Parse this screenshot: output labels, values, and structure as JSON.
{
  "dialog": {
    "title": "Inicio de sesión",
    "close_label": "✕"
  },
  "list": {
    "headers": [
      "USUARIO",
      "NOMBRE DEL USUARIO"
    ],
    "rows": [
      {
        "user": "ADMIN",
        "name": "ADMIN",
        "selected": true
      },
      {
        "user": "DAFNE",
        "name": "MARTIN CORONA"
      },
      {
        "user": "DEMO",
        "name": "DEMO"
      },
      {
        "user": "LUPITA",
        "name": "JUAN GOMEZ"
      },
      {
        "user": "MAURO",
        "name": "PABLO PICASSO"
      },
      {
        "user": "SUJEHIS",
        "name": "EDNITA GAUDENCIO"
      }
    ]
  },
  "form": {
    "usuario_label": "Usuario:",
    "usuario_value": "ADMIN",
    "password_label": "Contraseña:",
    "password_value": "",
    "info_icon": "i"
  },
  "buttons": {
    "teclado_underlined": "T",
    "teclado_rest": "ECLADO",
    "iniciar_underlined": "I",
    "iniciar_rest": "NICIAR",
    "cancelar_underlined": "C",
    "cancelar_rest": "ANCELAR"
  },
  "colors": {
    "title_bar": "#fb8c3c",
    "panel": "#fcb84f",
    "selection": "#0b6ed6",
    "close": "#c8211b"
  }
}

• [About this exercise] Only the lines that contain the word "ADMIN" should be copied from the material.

• [Problem solution]
        "user": "ADMIN",
        "name": "ADMIN",
    "usuario_value": "ADMIN",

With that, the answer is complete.